What needs to be done => Every line of the entries below that includes "value" belongs in the answer, copied as written.

Dataset rows describing interfaces:
========================

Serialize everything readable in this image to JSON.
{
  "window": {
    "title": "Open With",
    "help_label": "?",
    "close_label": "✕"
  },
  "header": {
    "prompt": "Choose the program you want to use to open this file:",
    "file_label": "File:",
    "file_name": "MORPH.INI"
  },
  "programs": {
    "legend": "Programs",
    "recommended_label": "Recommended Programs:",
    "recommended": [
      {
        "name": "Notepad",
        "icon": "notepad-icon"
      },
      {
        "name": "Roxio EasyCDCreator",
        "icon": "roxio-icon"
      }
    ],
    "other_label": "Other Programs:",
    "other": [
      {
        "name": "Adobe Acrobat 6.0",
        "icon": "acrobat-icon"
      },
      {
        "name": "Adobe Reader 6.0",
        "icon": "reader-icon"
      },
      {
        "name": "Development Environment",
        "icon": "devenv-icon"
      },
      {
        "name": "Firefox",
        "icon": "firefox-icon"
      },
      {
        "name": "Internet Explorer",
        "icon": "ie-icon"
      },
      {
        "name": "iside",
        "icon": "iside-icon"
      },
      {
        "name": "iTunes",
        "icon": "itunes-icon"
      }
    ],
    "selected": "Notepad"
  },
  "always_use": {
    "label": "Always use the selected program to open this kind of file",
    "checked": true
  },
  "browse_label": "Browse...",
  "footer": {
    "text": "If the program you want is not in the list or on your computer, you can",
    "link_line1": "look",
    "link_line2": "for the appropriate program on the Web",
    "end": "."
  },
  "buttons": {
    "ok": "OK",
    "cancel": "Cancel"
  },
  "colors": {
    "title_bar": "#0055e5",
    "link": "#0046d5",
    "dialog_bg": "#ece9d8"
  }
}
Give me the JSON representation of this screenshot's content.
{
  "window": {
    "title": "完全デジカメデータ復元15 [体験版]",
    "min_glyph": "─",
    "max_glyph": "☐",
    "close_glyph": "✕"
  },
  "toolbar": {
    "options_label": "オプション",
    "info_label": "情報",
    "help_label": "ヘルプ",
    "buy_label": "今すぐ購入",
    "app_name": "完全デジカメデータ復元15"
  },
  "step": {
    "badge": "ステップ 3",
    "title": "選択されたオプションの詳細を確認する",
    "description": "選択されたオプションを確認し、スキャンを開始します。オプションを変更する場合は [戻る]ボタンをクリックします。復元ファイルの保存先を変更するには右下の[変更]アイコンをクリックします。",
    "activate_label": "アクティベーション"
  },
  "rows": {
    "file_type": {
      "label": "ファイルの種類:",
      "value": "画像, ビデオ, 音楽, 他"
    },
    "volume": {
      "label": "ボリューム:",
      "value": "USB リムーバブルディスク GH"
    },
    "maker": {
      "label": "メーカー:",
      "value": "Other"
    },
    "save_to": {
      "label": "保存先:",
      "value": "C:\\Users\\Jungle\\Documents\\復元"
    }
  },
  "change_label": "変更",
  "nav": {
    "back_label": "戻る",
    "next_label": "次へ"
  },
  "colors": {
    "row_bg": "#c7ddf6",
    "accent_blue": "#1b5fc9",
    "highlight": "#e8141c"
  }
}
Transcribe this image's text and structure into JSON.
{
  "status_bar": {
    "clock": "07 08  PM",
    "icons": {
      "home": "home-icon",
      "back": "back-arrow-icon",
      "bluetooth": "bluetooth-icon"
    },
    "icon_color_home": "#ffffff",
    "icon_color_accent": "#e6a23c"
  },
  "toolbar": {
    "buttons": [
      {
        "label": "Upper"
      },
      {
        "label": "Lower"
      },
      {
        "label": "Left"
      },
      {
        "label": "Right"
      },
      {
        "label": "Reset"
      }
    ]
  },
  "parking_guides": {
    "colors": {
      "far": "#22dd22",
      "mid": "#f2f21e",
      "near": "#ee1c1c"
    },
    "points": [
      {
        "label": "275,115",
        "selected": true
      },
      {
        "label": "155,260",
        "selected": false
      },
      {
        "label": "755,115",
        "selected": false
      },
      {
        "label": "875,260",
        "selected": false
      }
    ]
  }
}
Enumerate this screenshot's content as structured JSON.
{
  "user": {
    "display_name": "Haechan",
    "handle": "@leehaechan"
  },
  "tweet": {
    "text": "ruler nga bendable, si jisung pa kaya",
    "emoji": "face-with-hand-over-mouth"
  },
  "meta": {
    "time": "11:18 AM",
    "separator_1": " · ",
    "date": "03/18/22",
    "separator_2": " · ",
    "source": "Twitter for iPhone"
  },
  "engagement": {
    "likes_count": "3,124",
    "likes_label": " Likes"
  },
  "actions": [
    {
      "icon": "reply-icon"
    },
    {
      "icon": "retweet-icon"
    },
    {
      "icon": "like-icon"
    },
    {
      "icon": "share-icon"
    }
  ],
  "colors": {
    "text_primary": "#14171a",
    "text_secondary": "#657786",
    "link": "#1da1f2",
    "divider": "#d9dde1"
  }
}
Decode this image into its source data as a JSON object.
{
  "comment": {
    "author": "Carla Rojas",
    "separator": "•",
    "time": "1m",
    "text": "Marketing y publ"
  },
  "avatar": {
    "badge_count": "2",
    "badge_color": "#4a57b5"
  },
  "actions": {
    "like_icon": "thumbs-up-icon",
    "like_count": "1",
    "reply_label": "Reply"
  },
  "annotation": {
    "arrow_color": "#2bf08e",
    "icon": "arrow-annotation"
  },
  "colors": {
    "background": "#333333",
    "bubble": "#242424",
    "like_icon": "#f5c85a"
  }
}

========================

Output of the task =>
      "value": "画像, ビデオ, 音楽, 他"
      "value": "USB リムーバブルディスク GH"
      "value": "Other"
      "value": "C:\\Users\\Jungle\\Documents\\復元"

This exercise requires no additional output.